Well, we got back to Phoenix with him nodding out most of the way none the worse for wear, although this event strained our friendship greatly, much more from his stinginess with the drugs after he woke up than his overdose.

As I started to say before we all took that roadtrip to Mexico, music transports me. My parents loved music so we grew up in a household noted for its high-fi. The happiest times of my childhood were when my brothers and I gathered around the stereo with my parents listening to Marty Robbins' "Gunfighter Ballads" or the Sons of the Pioneers or the First Family Album. I thank my parents daily that they instilled that love of music in all of us kids. Music is a vehicle that frequently takes me closer to God.

The Sound of Music was a ritual with my mother and I and as she progressed in her Alzheimer's, if she became upset or disoriented, we'd put the movie in the VCR and she would immediately calm down. I watched it a few weeks ago with my s/o and it was bittersweet, watching the movie with him as memories of my mother flooded me. I am so grateful, unlike so many people in the rooms, that I had parents who were there for me emotionally, who never stopped believing in me, who literally, I believe, prayed me into the rooms.

"Alone again or" has come back on and the dogs are waiting for a dance. So if I don't show here tomorrow, twodogs say "hey."

Until then, mis amigos, stay in gratitude.


Meg Moran said...

enjoyed the road trip, but I'm such a wussy I'd a been peeing in the the back seat, you are very brave.......... I've been dancing with my dogs all morning. They love it when I talk to them thru the cardboard wrapping roll tubes. They think its the voice of God sounding strangly like Mommmy. Try it you'll like it!! Ok, I've got 5 here from Michigan and 5 more comin in Christmas day, so I'm sending love too.......... te amo.

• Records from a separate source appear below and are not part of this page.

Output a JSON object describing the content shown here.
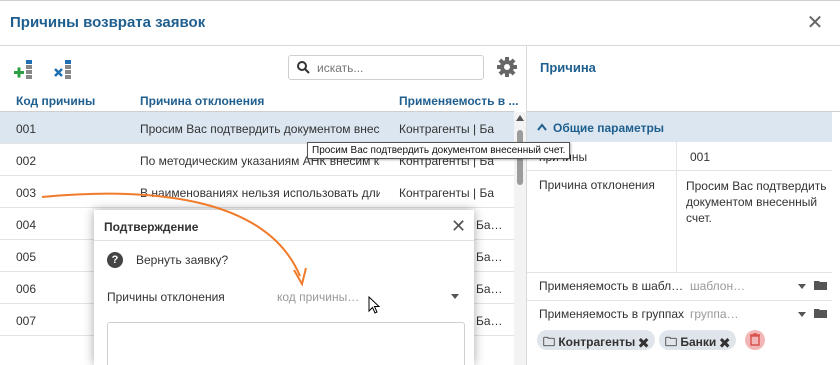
{
  "window": {
    "title": "Причины возврата заявок"
  },
  "toolbar": {
    "search_placeholder": "искать..."
  },
  "table": {
    "headers": [
      "Код причины",
      "Причина отклонения",
      "Применяемость в ..."
    ],
    "rows": [
      {
        "code": "001",
        "reason": "Просим Вас подтвердить документом внес…",
        "applicability": "Контрагенты | Ба…",
        "selected": true
      },
      {
        "code": "002",
        "reason": "По методическим указаниям АНК внесим ка…",
        "applicability": "Контрагенты | Ба…"
      },
      {
        "code": "003",
        "reason": "В наименованиях нельзя использовать дли…",
        "applicability": "Контрагенты | Ба…"
      },
      {
        "code": "004",
        "applicability": "Ба…"
      },
      {
        "code": "005",
        "applicability": "Ба…"
      },
      {
        "code": "006",
        "applicability": "Ба…"
      },
      {
        "code": "007",
        "applicability": "Ба…"
      }
    ]
  },
  "tooltip": "Просим Вас подтвердить документом внесенный счет.",
  "right_panel": {
    "title": "Причина",
    "section": "Общие параметры",
    "props": {
      "code_key": "причины",
      "code_val": "001",
      "reason_key": "Причина отклонения",
      "reason_val": "Просим Вас подтвердить документом внесенный счет.",
      "tmpl_key": "Применяемость в шабл…",
      "tmpl_placeholder": "шаблон…",
      "groups_key": "Применяемость в группах",
      "groups_placeholder": "группа…"
    },
    "tags": [
      "Контрагенты",
      "Банки"
    ]
  },
  "dialog": {
    "title": "Подтверждение",
    "question": "Вернуть заявку?",
    "field_label": "Причины отклонения",
    "field_placeholder": "код причины…"
  },
  "colors": {
    "accent": "#1f5f8f",
    "selection": "#dbe6f0",
    "toolbar_green": "#2e9e44",
    "toolbar_blue": "#1f6fb2",
    "arrow": "#f07b2a",
    "trash_bg": "#f2b6b6"
  },
  "icons": [
    "add-icon",
    "delete-icon",
    "search-icon",
    "gear-icon",
    "close-icon",
    "chevron-up-icon",
    "folder-icon",
    "question-icon",
    "mouse-cursor-icon",
    "trash-icon"
  ]
}
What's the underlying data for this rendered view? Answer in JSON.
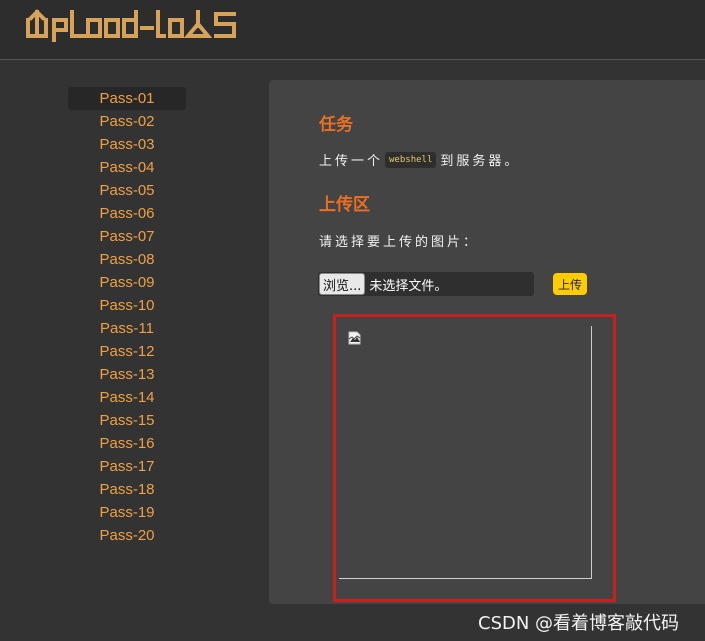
{
  "header": {
    "logo_text": "UpLoad-labS"
  },
  "sidebar": {
    "items": [
      "Pass-01",
      "Pass-02",
      "Pass-03",
      "Pass-04",
      "Pass-05",
      "Pass-06",
      "Pass-07",
      "Pass-08",
      "Pass-09",
      "Pass-10",
      "Pass-11",
      "Pass-12",
      "Pass-13",
      "Pass-14",
      "Pass-15",
      "Pass-16",
      "Pass-17",
      "Pass-18",
      "Pass-19",
      "Pass-20"
    ],
    "active_index": 0
  },
  "task": {
    "heading": "任务",
    "text_before": "上传一个",
    "code": "webshell",
    "text_after": "到服务器。"
  },
  "upload": {
    "heading": "上传区",
    "prompt": "请选择要上传的图片：",
    "browse_label": "浏览...",
    "file_status": "未选择文件。",
    "submit_label": "上传"
  },
  "preview": {
    "icon": "broken-image-icon"
  },
  "watermark": "CSDN @看着博客敲代码",
  "colors": {
    "accent": "#e97024",
    "link": "#f0a046",
    "button": "#ffcc00",
    "highlight_frame": "#c8201e"
  }
}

twodogsblogging said...

Not brave, dear girl, but very, very stupid and blessed!